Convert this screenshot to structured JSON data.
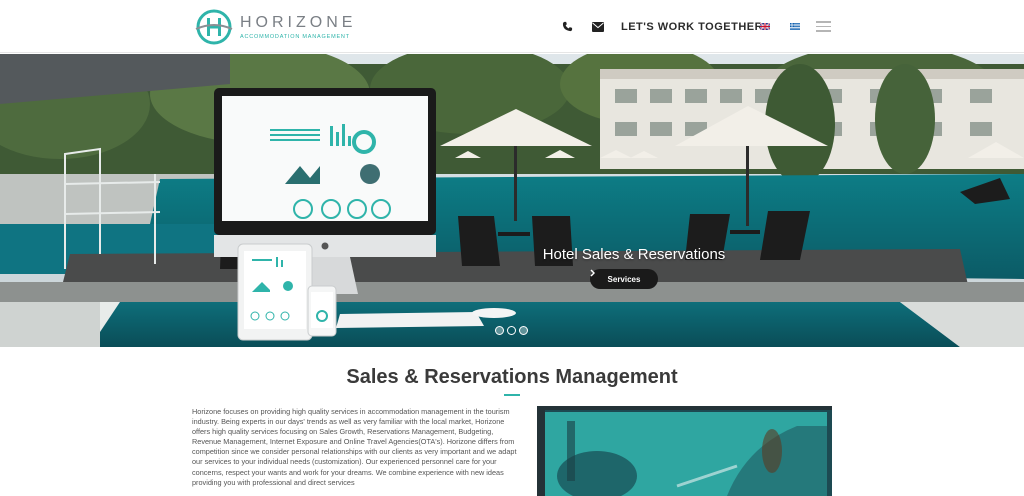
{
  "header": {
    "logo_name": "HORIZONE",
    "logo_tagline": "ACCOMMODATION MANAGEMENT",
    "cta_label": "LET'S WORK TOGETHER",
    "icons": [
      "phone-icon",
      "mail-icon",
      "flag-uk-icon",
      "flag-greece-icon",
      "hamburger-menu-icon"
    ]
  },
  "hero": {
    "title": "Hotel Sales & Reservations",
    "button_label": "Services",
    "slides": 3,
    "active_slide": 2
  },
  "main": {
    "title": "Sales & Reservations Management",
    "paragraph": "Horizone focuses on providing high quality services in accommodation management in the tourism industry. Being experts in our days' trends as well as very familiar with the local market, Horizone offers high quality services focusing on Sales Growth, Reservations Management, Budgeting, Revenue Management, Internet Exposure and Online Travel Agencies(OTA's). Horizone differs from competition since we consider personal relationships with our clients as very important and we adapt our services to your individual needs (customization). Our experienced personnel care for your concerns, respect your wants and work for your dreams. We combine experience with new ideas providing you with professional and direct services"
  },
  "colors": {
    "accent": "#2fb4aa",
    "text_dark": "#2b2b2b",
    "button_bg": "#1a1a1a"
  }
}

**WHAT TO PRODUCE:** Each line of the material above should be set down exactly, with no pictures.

**TASK ANSWER:**
Convert this screenshot to structured JSON data.
{
  "header": {
    "logo_name": "HORIZONE",
    "logo_tagline": "ACCOMMODATION MANAGEMENT",
    "cta_label": "LET'S WORK TOGETHER",
    "icons": [
      "phone-icon",
      "mail-icon",
      "flag-uk-icon",
      "flag-greece-icon",
      "hamburger-menu-icon"
    ]
  },
  "hero": {
    "title": "Hotel Sales & Reservations",
    "button_label": "Services",
    "slides": 3,
    "active_slide": 2
  },
  "main": {
    "title": "Sales & Reservations Management",
    "paragraph": "Horizone focuses on providing high quality services in accommodation management in the tourism industry. Being experts in our days' trends as well as very familiar with the local market, Horizone offers high quality services focusing on Sales Growth, Reservations Management, Budgeting, Revenue Management, Internet Exposure and Online Travel Agencies(OTA's). Horizone differs from competition since we consider personal relationships with our clients as very important and we adapt our services to your individual needs (customization). Our experienced personnel care for your concerns, respect your wants and work for your dreams. We combine experience with new ideas providing you with professional and direct services"
  },
  "colors": {
    "accent": "#2fb4aa",
    "text_dark": "#2b2b2b",
    "button_bg": "#1a1a1a"
  }
}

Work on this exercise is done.